Capitec is booming and making the 'big 4' worry
A budget bank is booming in South Africa's economic slump, challenging the decades-long dominance of the "big four" lenders and prompting a price war that is driving down banking costs in a country where many people can't afford an account.
Capitec Bank has doubled its customer numbers over the past five years and quadrupled in market value, even as South Africa's economic growth has stalled and the country has slid into recession, squeezing household incomes.
It offers a single "no-frills" bank account with low fees, as well as unsecured loans to customers including low-income borrowers, but steers clear of the more complex financial products offered by rivals.
This model has insulated it from the downturn, which has constrained mortgage lending and vehicle finance, key business areas for the four biggest banks: Standard Bank, FirstRand, Barclays Africa and Nedbank .
Those four heavyweights have reigned unchallenged over South Africa's financial sector since the 1990s.
But Capitec, whose shares have risen more than 300% percent since 2012 and over 30 percent this year, now has a market value of R103 billion ($7.9 billion) - closing in on the number four lender Nedbank, which is worth R110 billion.
The Stellenbosch-based bank, which launched in 2001, has 9 million customers, of which 4 million are so-called primary clients who have their salaries deposited into these accounts.
"Most of them we've taken from other banks," Capitec Chief Executive Gerrie Fourie told Reuters in an interview, saying that his bank attracts 100,000 to 150,000 new customers a month. "The economy is helping us," he added. "People have started questioning why they have to pay banking costs."
There are clear risks to the bank's business model of offering unsecured loans to lower-income borrowers without any other forms of lending to counter any losses, according to industry experts.
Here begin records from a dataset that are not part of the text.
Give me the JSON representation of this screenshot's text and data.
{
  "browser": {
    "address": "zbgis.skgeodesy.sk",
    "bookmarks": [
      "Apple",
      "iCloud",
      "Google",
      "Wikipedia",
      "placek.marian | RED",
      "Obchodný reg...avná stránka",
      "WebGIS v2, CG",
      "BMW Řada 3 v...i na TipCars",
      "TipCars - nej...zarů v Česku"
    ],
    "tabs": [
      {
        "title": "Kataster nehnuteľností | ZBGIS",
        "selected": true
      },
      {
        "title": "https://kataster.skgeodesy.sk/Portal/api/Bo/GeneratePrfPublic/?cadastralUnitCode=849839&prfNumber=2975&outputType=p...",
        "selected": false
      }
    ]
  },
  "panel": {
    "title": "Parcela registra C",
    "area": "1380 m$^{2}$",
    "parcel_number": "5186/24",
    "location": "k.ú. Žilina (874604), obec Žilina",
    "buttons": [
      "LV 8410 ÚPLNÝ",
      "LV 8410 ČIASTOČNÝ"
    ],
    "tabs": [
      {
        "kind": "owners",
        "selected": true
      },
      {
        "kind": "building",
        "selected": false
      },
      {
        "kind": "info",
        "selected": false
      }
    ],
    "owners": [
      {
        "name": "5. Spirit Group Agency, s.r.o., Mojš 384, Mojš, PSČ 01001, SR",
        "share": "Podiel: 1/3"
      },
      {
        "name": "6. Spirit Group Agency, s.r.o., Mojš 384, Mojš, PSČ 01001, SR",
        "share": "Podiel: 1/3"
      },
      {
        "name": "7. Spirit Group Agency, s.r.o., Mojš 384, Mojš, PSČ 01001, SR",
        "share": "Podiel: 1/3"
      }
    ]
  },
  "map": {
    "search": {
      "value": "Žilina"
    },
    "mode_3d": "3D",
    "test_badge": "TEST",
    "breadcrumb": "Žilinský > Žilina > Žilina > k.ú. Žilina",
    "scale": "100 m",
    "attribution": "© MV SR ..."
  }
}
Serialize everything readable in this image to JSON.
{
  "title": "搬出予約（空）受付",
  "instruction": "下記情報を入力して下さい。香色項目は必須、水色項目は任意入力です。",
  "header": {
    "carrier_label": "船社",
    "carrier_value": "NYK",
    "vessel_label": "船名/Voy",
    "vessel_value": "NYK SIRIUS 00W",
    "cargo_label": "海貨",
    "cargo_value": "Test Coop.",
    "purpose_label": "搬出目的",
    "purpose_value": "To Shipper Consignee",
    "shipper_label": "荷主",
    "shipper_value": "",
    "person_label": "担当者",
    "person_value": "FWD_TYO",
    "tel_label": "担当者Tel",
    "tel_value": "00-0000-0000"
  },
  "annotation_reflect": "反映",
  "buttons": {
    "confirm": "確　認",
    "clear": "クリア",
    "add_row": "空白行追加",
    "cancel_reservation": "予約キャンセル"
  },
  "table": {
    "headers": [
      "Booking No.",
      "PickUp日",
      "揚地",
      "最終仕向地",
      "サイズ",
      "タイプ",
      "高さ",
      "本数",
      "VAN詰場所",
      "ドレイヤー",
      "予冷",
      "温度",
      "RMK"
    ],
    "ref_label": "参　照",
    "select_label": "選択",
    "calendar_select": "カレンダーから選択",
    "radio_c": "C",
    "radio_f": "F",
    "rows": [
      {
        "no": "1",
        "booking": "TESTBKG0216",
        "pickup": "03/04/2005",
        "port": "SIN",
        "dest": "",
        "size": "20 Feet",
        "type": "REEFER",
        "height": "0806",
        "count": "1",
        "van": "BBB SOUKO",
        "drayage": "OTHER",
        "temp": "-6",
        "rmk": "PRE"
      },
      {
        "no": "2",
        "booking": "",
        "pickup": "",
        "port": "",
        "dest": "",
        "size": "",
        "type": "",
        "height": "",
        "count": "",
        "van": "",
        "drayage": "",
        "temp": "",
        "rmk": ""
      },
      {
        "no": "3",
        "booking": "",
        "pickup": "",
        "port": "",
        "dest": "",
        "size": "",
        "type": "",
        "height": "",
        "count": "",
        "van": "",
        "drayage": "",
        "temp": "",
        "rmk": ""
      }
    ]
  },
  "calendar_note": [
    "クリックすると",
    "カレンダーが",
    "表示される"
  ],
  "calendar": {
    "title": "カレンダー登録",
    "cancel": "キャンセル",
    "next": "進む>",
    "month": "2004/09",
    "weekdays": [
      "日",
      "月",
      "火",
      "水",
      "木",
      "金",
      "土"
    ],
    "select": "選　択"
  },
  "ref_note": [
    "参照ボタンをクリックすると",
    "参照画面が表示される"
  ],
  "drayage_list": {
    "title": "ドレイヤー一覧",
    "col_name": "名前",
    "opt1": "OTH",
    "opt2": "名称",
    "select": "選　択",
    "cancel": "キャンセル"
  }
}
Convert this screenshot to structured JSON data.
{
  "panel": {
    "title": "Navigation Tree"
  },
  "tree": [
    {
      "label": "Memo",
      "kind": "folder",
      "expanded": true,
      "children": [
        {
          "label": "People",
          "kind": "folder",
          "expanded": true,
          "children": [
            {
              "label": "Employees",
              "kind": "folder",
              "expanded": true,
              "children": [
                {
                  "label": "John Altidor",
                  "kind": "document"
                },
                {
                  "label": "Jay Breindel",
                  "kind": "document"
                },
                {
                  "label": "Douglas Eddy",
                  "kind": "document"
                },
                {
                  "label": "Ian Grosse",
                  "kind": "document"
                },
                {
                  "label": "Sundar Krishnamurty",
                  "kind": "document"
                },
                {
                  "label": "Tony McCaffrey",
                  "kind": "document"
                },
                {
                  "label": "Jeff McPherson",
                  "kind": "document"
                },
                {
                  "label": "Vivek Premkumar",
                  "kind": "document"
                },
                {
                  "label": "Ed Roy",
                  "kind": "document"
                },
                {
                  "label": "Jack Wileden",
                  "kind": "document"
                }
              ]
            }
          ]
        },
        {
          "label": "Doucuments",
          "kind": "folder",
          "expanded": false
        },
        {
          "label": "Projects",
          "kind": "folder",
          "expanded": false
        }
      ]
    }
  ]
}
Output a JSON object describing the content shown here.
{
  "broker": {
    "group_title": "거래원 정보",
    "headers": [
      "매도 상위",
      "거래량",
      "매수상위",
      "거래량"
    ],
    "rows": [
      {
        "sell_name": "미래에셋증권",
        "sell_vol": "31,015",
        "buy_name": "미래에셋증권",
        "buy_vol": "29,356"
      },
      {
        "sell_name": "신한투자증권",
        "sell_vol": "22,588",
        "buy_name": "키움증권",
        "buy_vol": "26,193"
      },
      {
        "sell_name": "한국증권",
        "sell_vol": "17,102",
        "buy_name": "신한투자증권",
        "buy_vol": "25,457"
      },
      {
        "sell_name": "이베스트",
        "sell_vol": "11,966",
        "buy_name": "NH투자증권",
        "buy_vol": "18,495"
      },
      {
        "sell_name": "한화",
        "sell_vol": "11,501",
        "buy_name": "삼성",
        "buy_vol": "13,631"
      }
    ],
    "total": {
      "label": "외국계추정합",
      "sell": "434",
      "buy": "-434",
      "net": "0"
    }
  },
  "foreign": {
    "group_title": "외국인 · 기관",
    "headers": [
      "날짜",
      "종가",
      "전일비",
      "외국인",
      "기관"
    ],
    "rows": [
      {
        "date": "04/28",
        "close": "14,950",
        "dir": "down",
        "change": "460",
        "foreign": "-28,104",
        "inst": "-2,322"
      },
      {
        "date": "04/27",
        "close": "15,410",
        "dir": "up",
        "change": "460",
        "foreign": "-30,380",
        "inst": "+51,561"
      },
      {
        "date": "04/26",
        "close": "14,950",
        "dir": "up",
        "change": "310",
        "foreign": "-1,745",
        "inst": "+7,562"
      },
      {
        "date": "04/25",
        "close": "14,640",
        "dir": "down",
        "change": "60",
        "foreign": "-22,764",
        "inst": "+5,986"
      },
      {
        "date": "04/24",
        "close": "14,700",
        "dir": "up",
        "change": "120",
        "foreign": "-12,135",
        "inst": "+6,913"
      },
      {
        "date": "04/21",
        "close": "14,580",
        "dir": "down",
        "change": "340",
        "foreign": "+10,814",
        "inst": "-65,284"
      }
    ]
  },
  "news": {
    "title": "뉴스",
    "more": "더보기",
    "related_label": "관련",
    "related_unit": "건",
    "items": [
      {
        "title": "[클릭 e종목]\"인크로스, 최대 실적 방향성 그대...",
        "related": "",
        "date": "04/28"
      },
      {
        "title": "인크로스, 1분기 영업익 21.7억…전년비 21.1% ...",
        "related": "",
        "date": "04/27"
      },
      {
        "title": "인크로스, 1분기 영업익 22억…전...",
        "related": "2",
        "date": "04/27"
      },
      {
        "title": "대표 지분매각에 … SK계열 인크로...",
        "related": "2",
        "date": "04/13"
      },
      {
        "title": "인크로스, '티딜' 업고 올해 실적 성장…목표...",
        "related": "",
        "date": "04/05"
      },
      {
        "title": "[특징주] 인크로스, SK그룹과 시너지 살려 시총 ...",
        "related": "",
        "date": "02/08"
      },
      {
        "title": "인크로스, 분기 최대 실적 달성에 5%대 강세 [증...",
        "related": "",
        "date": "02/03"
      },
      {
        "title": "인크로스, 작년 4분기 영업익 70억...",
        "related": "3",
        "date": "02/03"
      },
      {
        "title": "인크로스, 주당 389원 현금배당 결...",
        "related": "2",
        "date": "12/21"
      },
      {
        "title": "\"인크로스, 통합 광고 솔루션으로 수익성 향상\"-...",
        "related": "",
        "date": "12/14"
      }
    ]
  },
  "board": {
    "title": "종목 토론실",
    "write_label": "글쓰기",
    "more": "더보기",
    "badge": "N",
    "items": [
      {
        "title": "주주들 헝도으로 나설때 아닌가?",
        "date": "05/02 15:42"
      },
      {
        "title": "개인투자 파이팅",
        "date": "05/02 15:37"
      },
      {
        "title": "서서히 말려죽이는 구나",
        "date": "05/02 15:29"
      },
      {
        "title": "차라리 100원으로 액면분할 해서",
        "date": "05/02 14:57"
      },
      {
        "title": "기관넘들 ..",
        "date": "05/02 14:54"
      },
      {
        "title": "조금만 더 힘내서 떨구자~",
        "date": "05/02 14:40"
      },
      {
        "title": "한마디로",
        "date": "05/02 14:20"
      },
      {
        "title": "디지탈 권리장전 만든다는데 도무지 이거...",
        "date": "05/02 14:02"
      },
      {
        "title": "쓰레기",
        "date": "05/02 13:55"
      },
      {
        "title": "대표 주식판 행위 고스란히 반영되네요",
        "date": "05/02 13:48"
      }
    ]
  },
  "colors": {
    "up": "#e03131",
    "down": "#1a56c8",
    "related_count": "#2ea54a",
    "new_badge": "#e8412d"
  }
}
Capitec's rise is nonetheless forcing its rivals to respond. They are all fighting back with their own no frills accounts aimed at hard-pressed consumers.
This is pushing down the cost of banking in South Africa - a significant development in a country where only around half of the 55 million population have bank accounts, according to Nielsen research, partly because of the charges involved.